### Listed entries
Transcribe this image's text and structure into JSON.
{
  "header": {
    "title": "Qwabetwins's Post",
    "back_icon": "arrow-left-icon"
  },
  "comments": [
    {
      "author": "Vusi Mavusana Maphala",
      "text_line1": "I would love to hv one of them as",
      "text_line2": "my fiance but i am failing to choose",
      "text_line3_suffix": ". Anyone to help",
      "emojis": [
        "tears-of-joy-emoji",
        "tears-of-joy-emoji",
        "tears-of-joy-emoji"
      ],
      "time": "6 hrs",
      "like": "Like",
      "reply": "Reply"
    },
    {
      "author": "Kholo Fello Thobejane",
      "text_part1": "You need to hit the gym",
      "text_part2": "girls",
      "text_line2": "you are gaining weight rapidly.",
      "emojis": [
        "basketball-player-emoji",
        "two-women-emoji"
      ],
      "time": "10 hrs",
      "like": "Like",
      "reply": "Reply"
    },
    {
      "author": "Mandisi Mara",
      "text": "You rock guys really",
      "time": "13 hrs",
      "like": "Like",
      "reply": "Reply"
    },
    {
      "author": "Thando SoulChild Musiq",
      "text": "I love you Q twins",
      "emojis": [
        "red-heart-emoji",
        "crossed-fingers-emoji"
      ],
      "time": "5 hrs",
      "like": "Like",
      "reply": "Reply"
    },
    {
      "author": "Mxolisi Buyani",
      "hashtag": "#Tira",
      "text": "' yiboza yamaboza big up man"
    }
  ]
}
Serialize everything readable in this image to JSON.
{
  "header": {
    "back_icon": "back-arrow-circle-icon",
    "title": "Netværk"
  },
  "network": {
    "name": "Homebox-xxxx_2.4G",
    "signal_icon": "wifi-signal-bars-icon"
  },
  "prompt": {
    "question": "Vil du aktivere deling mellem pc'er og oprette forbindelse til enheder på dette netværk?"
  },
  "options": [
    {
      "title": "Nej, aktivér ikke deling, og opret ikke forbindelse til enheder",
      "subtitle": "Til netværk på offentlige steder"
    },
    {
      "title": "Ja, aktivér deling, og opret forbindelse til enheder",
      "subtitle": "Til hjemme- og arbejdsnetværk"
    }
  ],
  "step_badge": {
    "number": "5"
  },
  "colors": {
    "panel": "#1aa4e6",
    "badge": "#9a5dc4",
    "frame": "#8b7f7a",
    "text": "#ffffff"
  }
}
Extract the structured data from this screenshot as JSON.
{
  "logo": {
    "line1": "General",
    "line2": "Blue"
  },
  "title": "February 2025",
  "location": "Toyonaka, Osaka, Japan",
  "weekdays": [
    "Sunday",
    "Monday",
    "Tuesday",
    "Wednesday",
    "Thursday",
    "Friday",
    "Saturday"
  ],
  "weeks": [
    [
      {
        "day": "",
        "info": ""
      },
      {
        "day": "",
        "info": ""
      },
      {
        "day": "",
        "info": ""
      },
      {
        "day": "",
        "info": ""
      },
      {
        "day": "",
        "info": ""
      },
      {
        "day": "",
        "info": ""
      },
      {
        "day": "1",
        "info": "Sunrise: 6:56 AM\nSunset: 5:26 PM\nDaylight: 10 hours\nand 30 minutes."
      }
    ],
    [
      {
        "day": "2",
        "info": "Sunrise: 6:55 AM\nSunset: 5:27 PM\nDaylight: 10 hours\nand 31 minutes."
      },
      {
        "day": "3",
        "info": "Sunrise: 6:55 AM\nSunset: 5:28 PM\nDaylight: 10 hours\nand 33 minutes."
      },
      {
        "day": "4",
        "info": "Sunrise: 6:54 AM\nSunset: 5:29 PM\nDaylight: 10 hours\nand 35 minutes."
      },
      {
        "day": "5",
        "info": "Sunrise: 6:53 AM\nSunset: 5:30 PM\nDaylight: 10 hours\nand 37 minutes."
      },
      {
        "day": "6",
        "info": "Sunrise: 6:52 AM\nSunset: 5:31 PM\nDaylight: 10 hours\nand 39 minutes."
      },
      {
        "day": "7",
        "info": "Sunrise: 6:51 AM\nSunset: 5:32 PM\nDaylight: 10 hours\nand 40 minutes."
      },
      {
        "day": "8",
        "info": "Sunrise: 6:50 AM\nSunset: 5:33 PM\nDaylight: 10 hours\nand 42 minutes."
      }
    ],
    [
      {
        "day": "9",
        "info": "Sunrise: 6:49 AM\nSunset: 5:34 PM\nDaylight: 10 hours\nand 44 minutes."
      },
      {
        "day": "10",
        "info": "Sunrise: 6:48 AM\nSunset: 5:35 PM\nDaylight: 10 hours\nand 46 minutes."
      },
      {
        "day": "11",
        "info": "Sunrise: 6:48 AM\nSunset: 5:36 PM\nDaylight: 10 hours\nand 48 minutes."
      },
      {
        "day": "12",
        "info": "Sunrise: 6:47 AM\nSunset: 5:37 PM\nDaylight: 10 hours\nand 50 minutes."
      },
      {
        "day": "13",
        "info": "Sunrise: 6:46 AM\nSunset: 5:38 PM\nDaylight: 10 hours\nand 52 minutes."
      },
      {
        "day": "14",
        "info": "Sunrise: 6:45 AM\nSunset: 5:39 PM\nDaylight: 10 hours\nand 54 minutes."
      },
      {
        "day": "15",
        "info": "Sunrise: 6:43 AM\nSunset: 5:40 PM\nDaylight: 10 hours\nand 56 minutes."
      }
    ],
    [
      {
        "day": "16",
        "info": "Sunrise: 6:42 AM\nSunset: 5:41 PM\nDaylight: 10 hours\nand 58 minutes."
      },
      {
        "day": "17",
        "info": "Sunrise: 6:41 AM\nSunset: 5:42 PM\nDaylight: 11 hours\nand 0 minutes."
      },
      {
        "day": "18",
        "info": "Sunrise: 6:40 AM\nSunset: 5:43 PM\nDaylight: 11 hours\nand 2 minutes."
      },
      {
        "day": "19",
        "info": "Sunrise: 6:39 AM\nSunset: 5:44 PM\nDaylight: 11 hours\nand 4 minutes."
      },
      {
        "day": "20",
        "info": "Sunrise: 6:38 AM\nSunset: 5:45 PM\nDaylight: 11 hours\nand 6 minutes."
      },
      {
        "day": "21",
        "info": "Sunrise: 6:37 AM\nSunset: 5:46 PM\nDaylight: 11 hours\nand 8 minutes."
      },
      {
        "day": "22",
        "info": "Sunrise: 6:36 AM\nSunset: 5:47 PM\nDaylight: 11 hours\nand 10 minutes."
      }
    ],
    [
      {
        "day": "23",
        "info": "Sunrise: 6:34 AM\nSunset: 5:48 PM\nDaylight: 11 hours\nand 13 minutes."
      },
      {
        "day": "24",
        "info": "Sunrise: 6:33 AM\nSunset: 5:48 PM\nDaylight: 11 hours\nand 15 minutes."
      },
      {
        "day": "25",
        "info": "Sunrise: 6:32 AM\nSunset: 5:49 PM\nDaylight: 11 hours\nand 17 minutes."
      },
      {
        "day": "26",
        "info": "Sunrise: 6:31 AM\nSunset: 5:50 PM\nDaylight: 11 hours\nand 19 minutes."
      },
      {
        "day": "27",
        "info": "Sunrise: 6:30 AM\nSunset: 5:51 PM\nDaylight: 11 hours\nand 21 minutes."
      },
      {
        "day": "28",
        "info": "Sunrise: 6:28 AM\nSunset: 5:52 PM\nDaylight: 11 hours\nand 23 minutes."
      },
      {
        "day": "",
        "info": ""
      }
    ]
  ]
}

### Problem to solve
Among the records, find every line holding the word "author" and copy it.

### Final answer
      "author": "Vusi Mavusana Maphala",
      "author": "Kholo Fello Thobejane",
      "author": "Mandisi Mara",
      "author": "Thando SoulChild Musiq",
      "author": "Mxolisi Buyani",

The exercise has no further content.